RECORDS FOR THE TASK
************
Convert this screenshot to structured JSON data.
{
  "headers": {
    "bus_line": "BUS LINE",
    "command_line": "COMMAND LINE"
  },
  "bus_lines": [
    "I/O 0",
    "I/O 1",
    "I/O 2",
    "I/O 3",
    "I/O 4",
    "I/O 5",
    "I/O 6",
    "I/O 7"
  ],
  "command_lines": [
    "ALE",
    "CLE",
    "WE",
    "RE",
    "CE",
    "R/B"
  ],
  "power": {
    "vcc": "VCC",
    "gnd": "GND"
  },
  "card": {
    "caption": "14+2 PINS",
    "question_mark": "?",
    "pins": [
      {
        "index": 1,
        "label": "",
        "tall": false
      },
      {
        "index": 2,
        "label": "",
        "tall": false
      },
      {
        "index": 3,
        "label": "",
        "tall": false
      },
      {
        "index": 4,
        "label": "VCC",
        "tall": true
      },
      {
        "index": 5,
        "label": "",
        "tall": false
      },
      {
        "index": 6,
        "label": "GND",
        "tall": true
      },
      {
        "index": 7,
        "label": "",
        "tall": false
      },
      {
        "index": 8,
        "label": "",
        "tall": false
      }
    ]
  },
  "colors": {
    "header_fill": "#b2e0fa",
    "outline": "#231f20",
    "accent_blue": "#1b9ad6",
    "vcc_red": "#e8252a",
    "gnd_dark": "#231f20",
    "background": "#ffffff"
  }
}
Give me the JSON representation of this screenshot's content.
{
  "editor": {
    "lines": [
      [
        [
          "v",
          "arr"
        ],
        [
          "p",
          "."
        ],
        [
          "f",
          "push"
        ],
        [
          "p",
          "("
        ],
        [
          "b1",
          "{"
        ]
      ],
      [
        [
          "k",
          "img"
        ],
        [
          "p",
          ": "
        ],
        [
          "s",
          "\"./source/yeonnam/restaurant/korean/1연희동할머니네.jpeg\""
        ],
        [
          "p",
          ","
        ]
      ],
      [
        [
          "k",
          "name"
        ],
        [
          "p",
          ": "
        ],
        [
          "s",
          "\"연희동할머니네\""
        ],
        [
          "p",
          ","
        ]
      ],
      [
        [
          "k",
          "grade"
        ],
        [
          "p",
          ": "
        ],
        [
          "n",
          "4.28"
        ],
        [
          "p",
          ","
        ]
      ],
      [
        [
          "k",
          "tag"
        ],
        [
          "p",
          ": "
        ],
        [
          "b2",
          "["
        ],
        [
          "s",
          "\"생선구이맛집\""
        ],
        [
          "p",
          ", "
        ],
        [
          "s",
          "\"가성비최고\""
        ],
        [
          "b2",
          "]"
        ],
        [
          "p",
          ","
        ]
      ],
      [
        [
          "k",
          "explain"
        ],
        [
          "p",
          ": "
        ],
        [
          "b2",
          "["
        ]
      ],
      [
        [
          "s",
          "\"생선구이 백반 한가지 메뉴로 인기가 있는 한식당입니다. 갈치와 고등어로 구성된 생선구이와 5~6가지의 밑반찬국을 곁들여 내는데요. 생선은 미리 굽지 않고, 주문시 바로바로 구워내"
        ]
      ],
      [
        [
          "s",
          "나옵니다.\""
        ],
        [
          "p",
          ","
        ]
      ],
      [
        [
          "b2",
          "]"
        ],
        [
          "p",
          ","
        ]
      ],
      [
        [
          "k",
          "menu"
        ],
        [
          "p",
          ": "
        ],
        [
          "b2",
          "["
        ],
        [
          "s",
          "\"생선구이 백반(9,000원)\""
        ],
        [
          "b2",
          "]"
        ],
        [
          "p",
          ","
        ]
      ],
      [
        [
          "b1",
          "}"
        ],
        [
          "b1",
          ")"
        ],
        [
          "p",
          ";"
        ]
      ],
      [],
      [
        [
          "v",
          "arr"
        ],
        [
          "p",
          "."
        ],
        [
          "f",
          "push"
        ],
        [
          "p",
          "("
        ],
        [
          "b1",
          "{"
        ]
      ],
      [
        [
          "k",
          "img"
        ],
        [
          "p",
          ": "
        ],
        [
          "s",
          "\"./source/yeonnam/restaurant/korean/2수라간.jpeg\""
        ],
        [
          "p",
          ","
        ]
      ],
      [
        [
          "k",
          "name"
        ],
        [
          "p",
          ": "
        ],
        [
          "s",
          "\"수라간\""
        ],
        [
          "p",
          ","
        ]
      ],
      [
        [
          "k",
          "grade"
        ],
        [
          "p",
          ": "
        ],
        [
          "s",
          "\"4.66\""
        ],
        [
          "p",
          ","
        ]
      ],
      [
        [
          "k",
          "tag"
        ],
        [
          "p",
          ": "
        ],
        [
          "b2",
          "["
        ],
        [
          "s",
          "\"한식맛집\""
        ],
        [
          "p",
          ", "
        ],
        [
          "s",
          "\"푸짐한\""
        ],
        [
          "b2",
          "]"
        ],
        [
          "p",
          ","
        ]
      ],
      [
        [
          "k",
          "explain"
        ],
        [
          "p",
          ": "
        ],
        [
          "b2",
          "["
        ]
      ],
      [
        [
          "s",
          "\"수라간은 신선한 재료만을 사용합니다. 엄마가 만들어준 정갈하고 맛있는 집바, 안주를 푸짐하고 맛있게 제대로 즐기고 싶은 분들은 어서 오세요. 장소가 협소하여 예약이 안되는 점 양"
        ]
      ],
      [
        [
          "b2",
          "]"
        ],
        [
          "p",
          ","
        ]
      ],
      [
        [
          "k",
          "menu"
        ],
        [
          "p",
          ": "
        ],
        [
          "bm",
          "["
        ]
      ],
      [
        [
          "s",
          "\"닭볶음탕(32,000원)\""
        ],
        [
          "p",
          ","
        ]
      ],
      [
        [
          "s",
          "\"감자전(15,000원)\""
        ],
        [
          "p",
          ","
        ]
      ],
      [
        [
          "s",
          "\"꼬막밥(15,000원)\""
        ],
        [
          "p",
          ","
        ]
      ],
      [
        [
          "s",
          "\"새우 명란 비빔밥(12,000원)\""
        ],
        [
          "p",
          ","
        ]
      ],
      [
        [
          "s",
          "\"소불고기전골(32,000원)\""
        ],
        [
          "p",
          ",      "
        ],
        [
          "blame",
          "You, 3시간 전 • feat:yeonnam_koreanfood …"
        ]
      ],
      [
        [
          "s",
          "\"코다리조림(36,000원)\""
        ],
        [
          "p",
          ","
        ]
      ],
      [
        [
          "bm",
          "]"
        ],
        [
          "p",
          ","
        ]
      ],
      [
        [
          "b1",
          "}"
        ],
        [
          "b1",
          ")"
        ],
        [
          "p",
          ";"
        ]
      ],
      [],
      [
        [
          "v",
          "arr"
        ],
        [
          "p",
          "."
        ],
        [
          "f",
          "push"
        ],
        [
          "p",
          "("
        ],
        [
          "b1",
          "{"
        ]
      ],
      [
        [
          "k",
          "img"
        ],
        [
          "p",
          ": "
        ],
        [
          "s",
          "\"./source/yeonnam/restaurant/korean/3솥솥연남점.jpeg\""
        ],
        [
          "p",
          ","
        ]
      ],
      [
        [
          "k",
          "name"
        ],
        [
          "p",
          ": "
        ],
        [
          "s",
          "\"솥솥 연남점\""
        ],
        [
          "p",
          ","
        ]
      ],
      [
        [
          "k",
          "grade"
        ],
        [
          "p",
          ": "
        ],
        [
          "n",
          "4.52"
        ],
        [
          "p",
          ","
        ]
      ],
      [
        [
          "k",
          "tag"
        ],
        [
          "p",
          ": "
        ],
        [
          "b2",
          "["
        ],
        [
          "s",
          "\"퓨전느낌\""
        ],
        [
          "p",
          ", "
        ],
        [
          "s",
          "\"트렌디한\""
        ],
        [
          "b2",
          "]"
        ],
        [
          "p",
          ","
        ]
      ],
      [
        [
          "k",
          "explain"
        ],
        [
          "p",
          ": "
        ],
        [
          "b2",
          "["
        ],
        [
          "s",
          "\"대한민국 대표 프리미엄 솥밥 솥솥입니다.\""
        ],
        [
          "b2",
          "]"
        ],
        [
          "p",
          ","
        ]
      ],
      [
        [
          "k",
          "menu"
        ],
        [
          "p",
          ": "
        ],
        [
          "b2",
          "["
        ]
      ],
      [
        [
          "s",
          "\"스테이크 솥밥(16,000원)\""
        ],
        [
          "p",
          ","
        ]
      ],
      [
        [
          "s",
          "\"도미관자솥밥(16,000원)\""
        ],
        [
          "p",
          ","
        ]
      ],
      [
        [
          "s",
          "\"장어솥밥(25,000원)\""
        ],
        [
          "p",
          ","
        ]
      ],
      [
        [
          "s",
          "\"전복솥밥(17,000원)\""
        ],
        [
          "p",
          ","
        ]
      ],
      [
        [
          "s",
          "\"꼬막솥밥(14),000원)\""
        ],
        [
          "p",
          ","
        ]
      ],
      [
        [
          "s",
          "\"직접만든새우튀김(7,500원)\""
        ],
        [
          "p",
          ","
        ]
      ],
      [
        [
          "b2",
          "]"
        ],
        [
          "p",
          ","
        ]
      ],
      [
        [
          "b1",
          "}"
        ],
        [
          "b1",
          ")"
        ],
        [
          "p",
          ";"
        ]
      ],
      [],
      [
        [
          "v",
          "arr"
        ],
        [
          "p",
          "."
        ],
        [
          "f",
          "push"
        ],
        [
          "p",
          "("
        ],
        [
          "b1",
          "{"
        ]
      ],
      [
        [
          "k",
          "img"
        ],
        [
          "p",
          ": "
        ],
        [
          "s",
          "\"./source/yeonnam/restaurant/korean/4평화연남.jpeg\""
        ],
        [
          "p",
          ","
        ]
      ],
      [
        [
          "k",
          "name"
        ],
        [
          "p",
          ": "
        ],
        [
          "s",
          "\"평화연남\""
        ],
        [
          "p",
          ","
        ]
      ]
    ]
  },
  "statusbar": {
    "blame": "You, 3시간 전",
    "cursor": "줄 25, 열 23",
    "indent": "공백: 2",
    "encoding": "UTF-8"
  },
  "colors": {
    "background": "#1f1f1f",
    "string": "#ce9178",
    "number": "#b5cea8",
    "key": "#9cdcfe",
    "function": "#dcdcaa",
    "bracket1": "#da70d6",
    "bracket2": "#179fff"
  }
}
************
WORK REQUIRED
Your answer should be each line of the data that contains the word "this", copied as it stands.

SOLUTION TO THE EXERCISE
Convert this screenshot to structured JSON data.
Give me the JSON representation of this screenshot's content.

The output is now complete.